Penguinisto writes "According to a somewhat jaw-dropping story in The Register, it appears that Microsoft has performed a trifecta of geek-scaring feats: They have joined the Apache Software Foundation as a Platinum member(at $100K USD a year), submitted LGPL-licensed patches for ADOdb, and have pledged to expand their Open Specifications Promise by adding to the list more than 100 protocols for interoperability between its Windows Server and the Windows client. While I sincerely doubt they'll release Vista under a GPL license anytime soon, this is certainly an unexpected series of moves on their part, and could possibly lead to more OSS (as opposed to 'Shared Source') interactivity between what is arguably Linux' greatest adversary and the Open Source community." (We mentioned the announced support for the Apache Foundation earlier today, as well.)
sciencehabit writes "For anyone who still believes that boys are better at math than girls, a massive new study published today in Science shows there's no difference. 'Among students with the highest test scores, the team did find that white boys outnumbered white girls by about two to one. Among Asians, however, that result was nearly reversed. Hyde says that suggests that cultural and social factors, not gender alone, influence how well students perform on tests.' But the researchers do note a disturbing trend towards omitting harder kinds of math questions from standardized tests."
passionfingers writes "My business users regularly have to tweak large (>32MB text) data files manually. Overlords charged with verifying the aforementioned changes have requested that the little people be provided with a new file editor that will track changes made to a file (as a word processor does). I have scouted around online for such an animal, but to no avail — even commercial offerings like UltraEdit32 don't offer such a feature. Likewise on the OSS side of the fence, where I expected a Notepad++ plugin or the like, it appears that the requirements to a) open a file containing a large volume of text data and b) track changes to the data, are mutually exclusive. Does anyone in the Slashdot community already have such a beast in their menagerie? Perhaps there is there a commercial offering I've missed, or could someone possibly point me to their favorite (stable) OSS project that might measure up?"
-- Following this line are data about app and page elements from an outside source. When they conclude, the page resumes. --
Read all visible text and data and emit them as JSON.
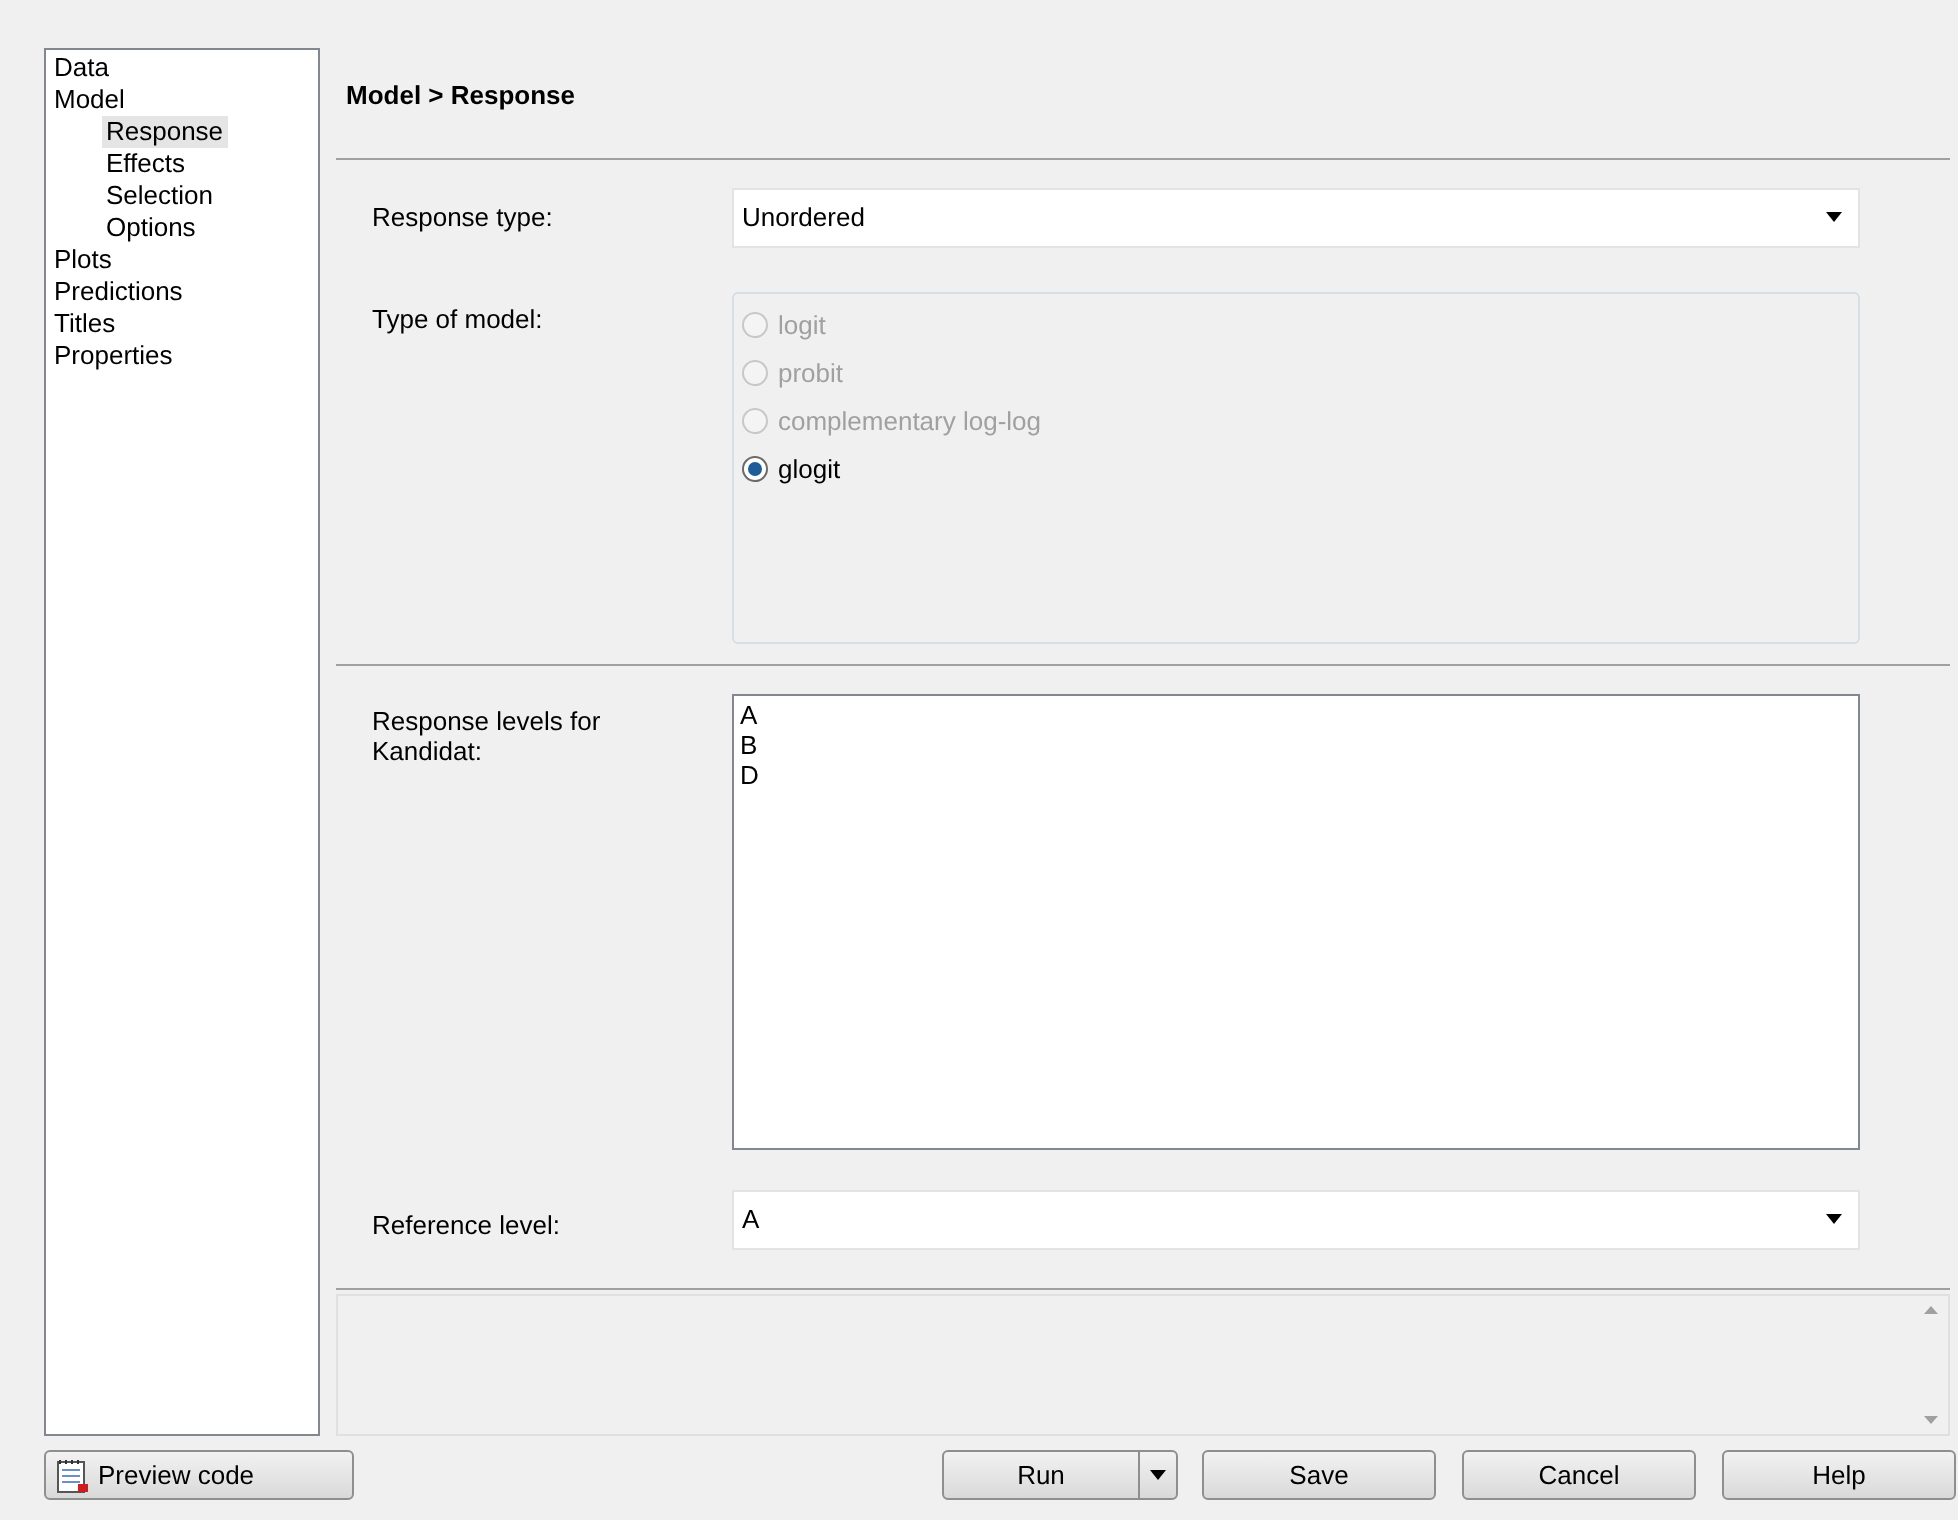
{
  "sidebar": {
    "items": [
      {
        "label": "Data",
        "selected": false
      },
      {
        "label": "Model",
        "selected": false,
        "children": [
          {
            "label": "Response",
            "selected": true
          },
          {
            "label": "Effects",
            "selected": false
          },
          {
            "label": "Selection",
            "selected": false
          },
          {
            "label": "Options",
            "selected": false
          }
        ]
      },
      {
        "label": "Plots",
        "selected": false
      },
      {
        "label": "Predictions",
        "selected": false
      },
      {
        "label": "Titles",
        "selected": false
      },
      {
        "label": "Properties",
        "selected": false
      }
    ]
  },
  "header": "Model > Response",
  "response_type": {
    "label": "Response type:",
    "value": "Unordered"
  },
  "model_type": {
    "label": "Type of model:",
    "options": [
      {
        "label": "logit",
        "selected": false,
        "disabled": true
      },
      {
        "label": "probit",
        "selected": false,
        "disabled": true
      },
      {
        "label": "complementary log-log",
        "selected": false,
        "disabled": true
      },
      {
        "label": "glogit",
        "selected": true,
        "disabled": false
      }
    ]
  },
  "response_levels": {
    "label": "Response levels for Kandidat:",
    "items": [
      "A",
      "B",
      "D"
    ]
  },
  "reference_level": {
    "label": "Reference level:",
    "value": "A"
  },
  "buttons": {
    "preview": "Preview code",
    "run": "Run",
    "save": "Save",
    "cancel": "Cancel",
    "help": "Help"
  }
}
I'd either give it to a school, my grandparents who are far away or to some other senoir citizen. Installed with Linux of course.
Todd Spangler writes "Comcast, like every video distributor, compresses its digital video signals. But to fit in more HDTV channels, Comcast is squeezing some signals more than others. The cable operator claims it is using improved compression techniques, so that most subscribers won't see any drop-off in picture quality. But A/V buff Ken Fowler claims the differences between some of Comcast's more highly compressed channels and Verizon's FiOS TV are indeed noticeable. He's posted his comparative test results on AVSForum.com — and the results are not pretty."
An anonymous reader sends us to ZeroPaid, which seems to be the only site in English to have picked up a story out of France involving Sony and piracy. Except this time the shoe is on the other foot. The small software company PointDev learned that Sony BMG was using a pirated license for one of its system administration tools. PointDev got bailiffs to raid a Sony property and they found pirated software on four servers. The source article (link is to a Google translation of French original) quotes PointDev's spokesman claiming that the BSA believes 47% of software used in corporations to be illegal — whether he is referring to Sony in particular is not clear in the translation.
alphadogg points out a story about 11-year-old Jon Penn, who took over control of a 60-computer school network in Alabama after the old administrator suddenly left. Penn provides technical support, selects software, and teaches his classmates about computers. From NetworkWorld: "The first thing Jon found as he leapt into the role of network manager was that he had to map out the network to find out what was on it. He bought some tools for this at CompUSA and realized there was an ungodly amount of computer viruses and spam, so he pressed the school to invest in filtering and antivirus protection. 'These computers are so old they don't support all antivirus programs,' Penn says. The school took advantage of a Microsoft effort called Fresh Start that offers free software upgrades for schools with donated computers, switching from Windows 98 to Windows 2000."